The best way to tell what boat is right for you is to paddle it. The biggest mistake is buying a creek boat without paddling it. “Figure out how you can get into a boat, ideally on the section of whitewater you run most often,” says Canadian pro paddler Ben Marr. He adds that it’s all about the feel of the boat and finding something suitable and fun for you on the whitewater you want to paddle.
Not all paddlers have a quiver of kayaks to choose from, so whatever you purchase, make sure it’s a kayak that makes you want to paddle more.
Creek boat reviews
Read our expert reviews of a range of creek boats, which go over on-the-water performance, brand background, as well as specifications, comfort and comparable models.
- Boat Review: Dagger Green Boat Kayak
- Boat Review: Liquidlogic Stomper Kayak
- Boat Review: WaveSport Diesel 65 Kayak
- Boat Review: WaveSport Diesel 70 Kayak
- Boat Review: WaveSport Habitat Kayak
- Boat Review: Zet Toro Kayak
- Creek Boat Review: Dagger Kayaks’ Phantom Racing Kayak
- Creek Boat Review: Jackson Kayak Villain

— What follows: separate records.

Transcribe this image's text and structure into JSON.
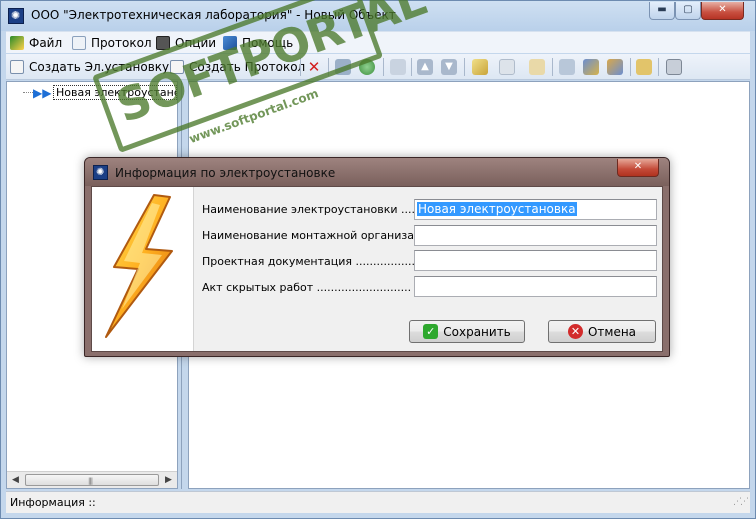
{
  "window": {
    "title": "ООО \"Электротехническая лаборатория\" - Новый Объект",
    "controls": {
      "minimize": "▬",
      "maximize": "▢",
      "close": "✕"
    }
  },
  "menu": {
    "items": [
      {
        "label": "Файл",
        "icon": "file-icon"
      },
      {
        "label": "Протокол",
        "icon": "document-icon"
      },
      {
        "label": "Опции",
        "icon": "camera-icon"
      },
      {
        "label": "Помощь",
        "icon": "help-icon"
      }
    ]
  },
  "toolbar": {
    "create_installation": "Создать  Эл.установку",
    "create_protocol": "Создать  Протокол"
  },
  "tree": {
    "node_label": "Новая электроустановк",
    "scroll_grip": "|||"
  },
  "watermark": {
    "text": "SOFTPORTAL",
    "url": "www.softportal.com"
  },
  "dialog": {
    "title": "Информация по электроустановке",
    "close": "✕",
    "fields": [
      {
        "label": "Наименование электроустановки ........",
        "value": "Новая электроустановка"
      },
      {
        "label": "Наименование монтажной организации .",
        "value": ""
      },
      {
        "label": "Проектная документация ..................",
        "value": ""
      },
      {
        "label": "Акт скрытых работ ...........................",
        "value": ""
      }
    ],
    "save_label": "Сохранить",
    "cancel_label": "Отмена"
  },
  "status": {
    "text": "Информация ::"
  },
  "colors": {
    "window_frame": "#c4d7ec",
    "dialog_frame": "#8a6f6c",
    "selection": "#3399ff",
    "watermark": "#4c7a2c"
  }
}
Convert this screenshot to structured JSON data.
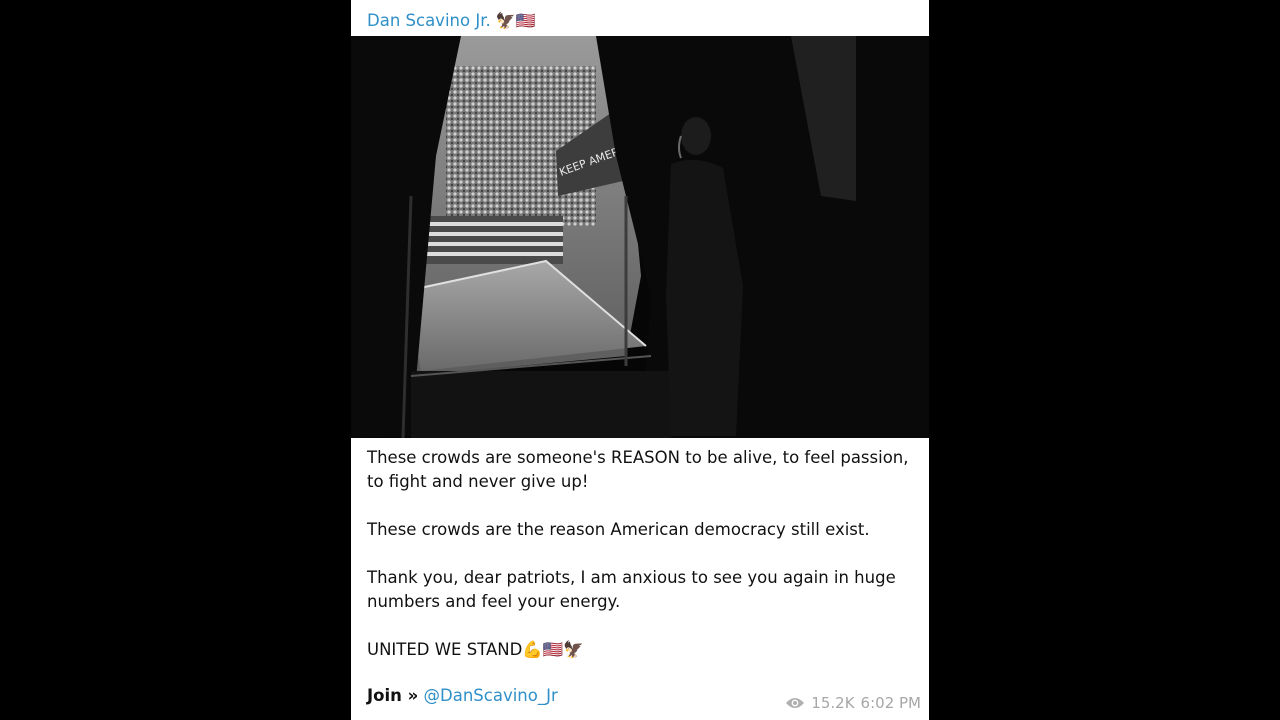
{
  "post": {
    "channel_name": "Dan Scavino Jr.",
    "header_emoji": "🦅🇺🇸",
    "caption": {
      "p1": "These crowds are  someone's REASON to be alive, to feel passion, to fight and never give up!",
      "p2": "These crowds are the reason American democracy still exist.",
      "p3": "Thank you, dear patriots, I am anxious to see you again in huge numbers and feel your energy.",
      "p4": "UNITED WE STAND💪🇺🇸🦅"
    },
    "join_label": "Join »",
    "join_handle": "@DanScavino_Jr",
    "views": "15.2K",
    "time": "6:02 PM"
  },
  "photo": {
    "banner_text": "KEEP AMERICA GREAT"
  },
  "colors": {
    "link": "#2f8fc8",
    "meta": "#a7a7a7",
    "background": "#000000",
    "card": "#ffffff"
  },
  "icons": {
    "views": "eye-icon"
  }
}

- Creek Boat Review: Liquidlogic Mullet Kayak
- Creek Boat Review: Pyranha 9R II
- Creekboat Review: Wave Sport Recon
- Kayak Review: Pyranha 9R
- Whitewater Kayak Review: Jackson Antix 2.0
- Whitewater Kayak Review: Pyranha Scorch
Warning: Creek boating is addictive. Paddlers may experience emotional highs after exposure. | Feature photo: Nick Gottlieb